The concept of neighborhood has been used by planners since the beginning of time, but it is only recently that we have begun to understand its meaning and implications for urban design and planning. The term “neighborhood” was first introduced into American city planning literature in the early 1900s as part of the movement toward comprehensive planning. According to (Whittick, 1974), a neighborhood is an urban area related to a larger community of which it is a part and consists of residential districts, shopping facilities, open spaces, schools, religious building, etc.
Soon, the concept of neighborhood unit emerged as a planning concept in response to the degenerate environmental and social conditions that fostered as a result of industrial revolution in the early 1900s. In the United States, neighborhood units were originally conceived as small areas within which all residents had access to basic services such as schools, parks, stores, etc., and where they could live without having to travel long distances. As a result, they are often defined by their proximity to public transportation or other amenities. Charles Arthur Perry, an architect and planner from New York, was one of the first authors that defined the concept of ‘neighborhood unit’.

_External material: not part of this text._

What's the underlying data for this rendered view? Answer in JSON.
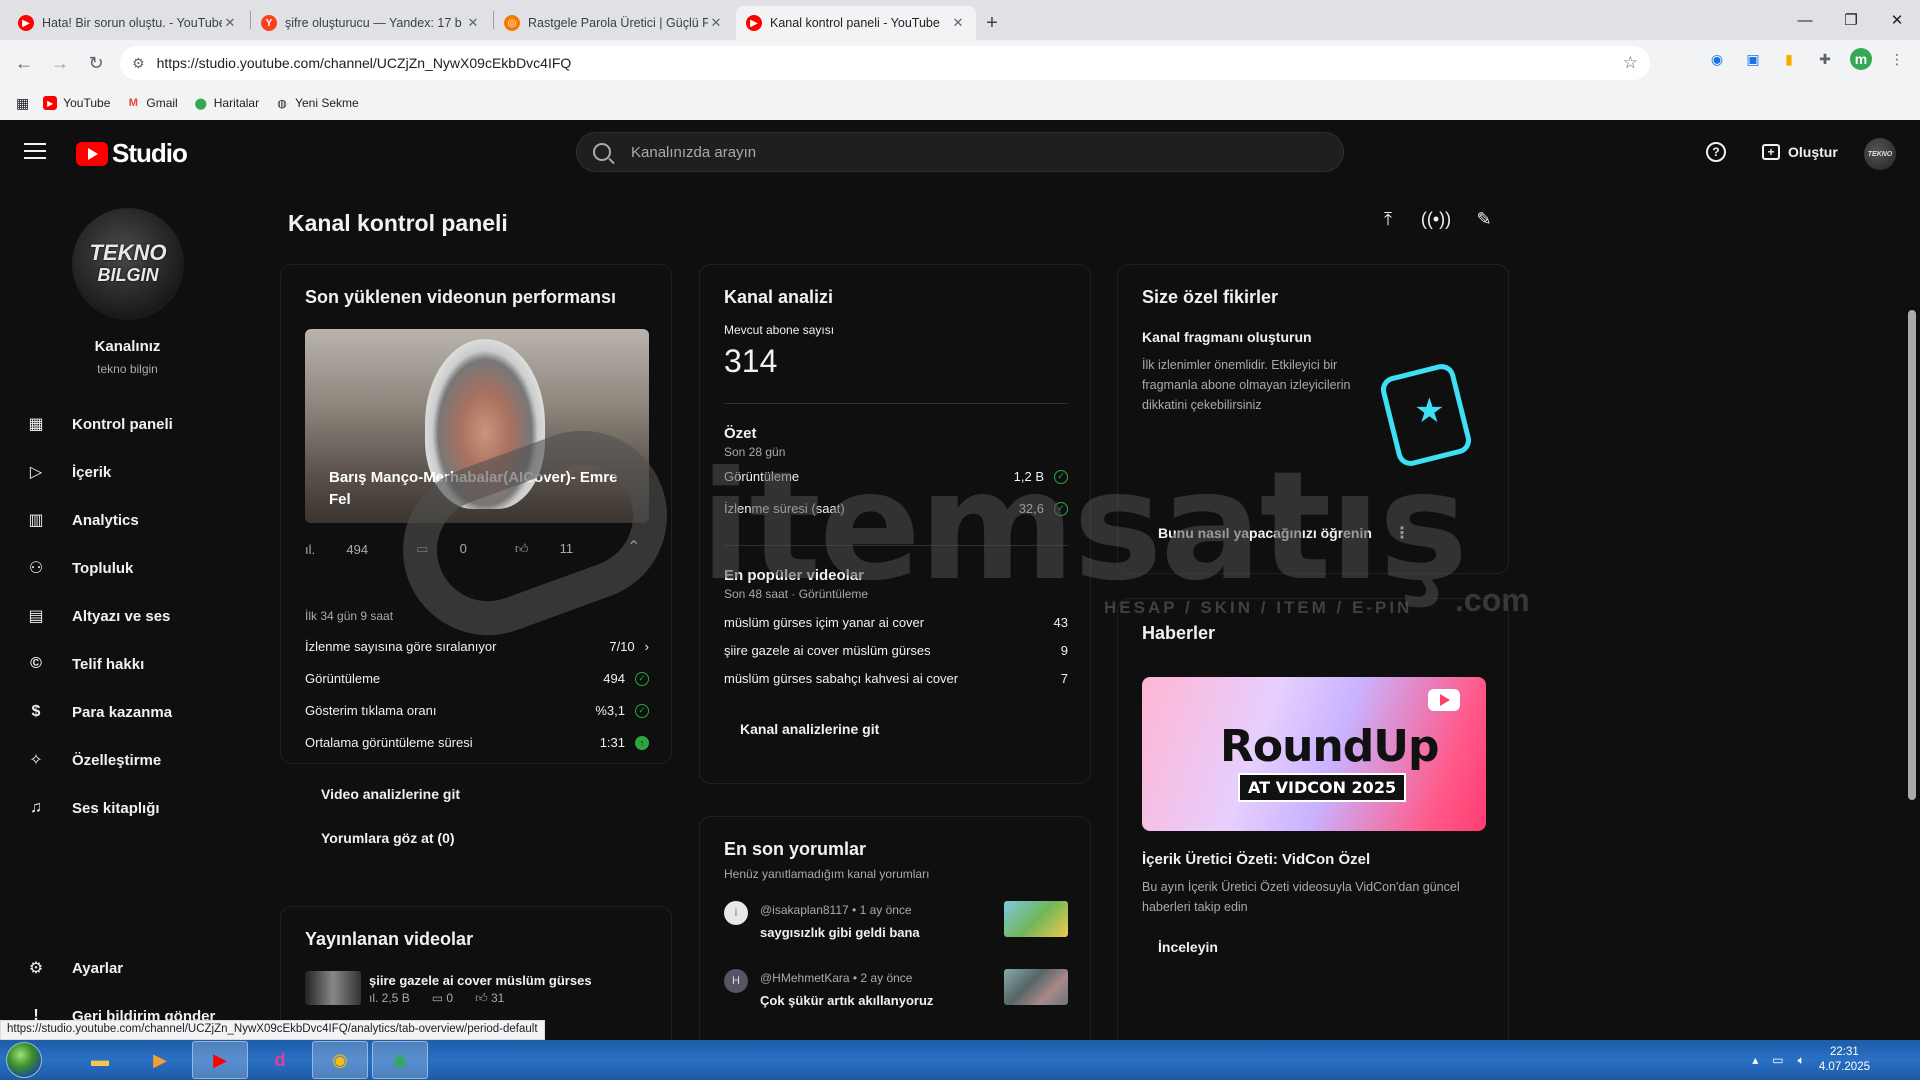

Conception of neighborhood unit
The origin of the neighborhood unit as a concept can be traced back to the 19th century when many scholars were concerned about the quality of life in the city. However, the publication of Clarence A. Perry’s memorandum entitled ‘The Neighborhood Unit’ in 1929 led to its promotion as a comprehensive planning tool. It was to be utilized as a self-containing residential area that promoted a community-centric lifestyle, which was away from all the hustle and bustle of the city especially during the industrializing New York City in the early 1900s.
Perry defined a neighborhood as a collection of dwelling units located close together, having a common interest in the character of the surrounding areas. He also stated that a neighborhood is a small-scale community where people know each other, share many of their activities, and provided a sense of belonging.
Later in his book titled ‘Neighborhood Planning’, Perry (1953) emphasized the importance of the physical environment in creating a sense of community. He believed that the quality of life depends on the type of housing, streets, sidewalks, trees, lighting, etc. He argued that if these elements are not properly designed, then the quality of life would be poor. Therefore, he suggested that the planning of neighborhoods should be based on the needs of the people who live there, and thereby encourage social interaction and cohesion among residents living in the defined neighborhood.
Description of Perry’s Neighborhood Unit
According to Perry, a neighborhood should comprise a population of about 5000–9000 residents, with schools, places of worship, and recreational areas at its center. The 160-acre neighborhood is to be developed such that there are 10 dwellings per acre. This would also require an elementary school with an enrolment of between 1,000 and 1,200 pupils. The design should allow the residents to access basic facilities and services at a distance of not more than one-quarter mile from their place of residence.
Further, about 10 percent of the area is to be allocated to recreation. The arteries of the roads are confined to the surrounding streets, and the internal streets are limited for access to the residents of the neighborhood.
Figure: Clarence Perry’s neighborhood unit
Six principles of a good neighborhood unit
In addition to the above-mentioned characteristics of a neighborhood, Perry outlined six principles that should guide the design and development of a good neighborhood:
Criticisms of Perry’s neighborhood concept
Perry’s neighborhood unit theory was used widely for the basic planning of cities and residents around communities. The concept has, however, been criticized from a range of perspectives. Some planners and urbanists criticized it for being too restrictive in terms of land use. In fact, many countries have adopted policies that promote mixed-use developments, which include residential, commercial, and industrial uses within close proximity. Some also believe the concept is centralized around the city’s urban areas and cannot be applied to the rural areas. Others argue that the concept of neighborhood unit does not take into account the diversity of cultures and lifestyles across different regions. Hence, the concept of neighborhood units cannot be applied uniformly across all parts of the world.
Perry’s concept has also been criticized as a device of social segregation by many and has argued that the neighborhood unit is a tool to segregate society into homogeneous groups. However, others argue that the concept of the neighborhood unit can help reduce the level of poverty and inequality in the society.
Despite the various criticisms, the concept of neighborhood units is still relevant today because it provides a framework for the planning of cities and towns. It helps in the creation of livable communities where people live together and interact with each other. The concept of neighborhood unit has been institutionalized in various cities across countries including New York City, Chicago, Los Angeles, San Francisco, Tokyo, and India.
- Lawhon, L.L. (2014). Neighborhood Unit. In: Michalos, A.C. (eds) Encyclopedia of Quality of Life and Well-Being Research. Springer, Dordrecht. https://doi.org/10.1007/978-94-007-0753-5_3335
- Nahyang Byun, Youngjun Choi & Jaepil Choi. (2014). The Neighborhood Unit: Effective or Obsolete?Journal of Asian Architecture and Building Engineering, 13:3, 617-624, DOI: 10.3130/jaabe.13.617
- Meenakshi. (2011). Neighborhood Unit and its Conceptualization in the Contemporary Urban Context. [online] Itpi.org.in. Available at: <http://www.itpi.org.in/files/jul10_11.pdf> [Accessed 30 July 2022].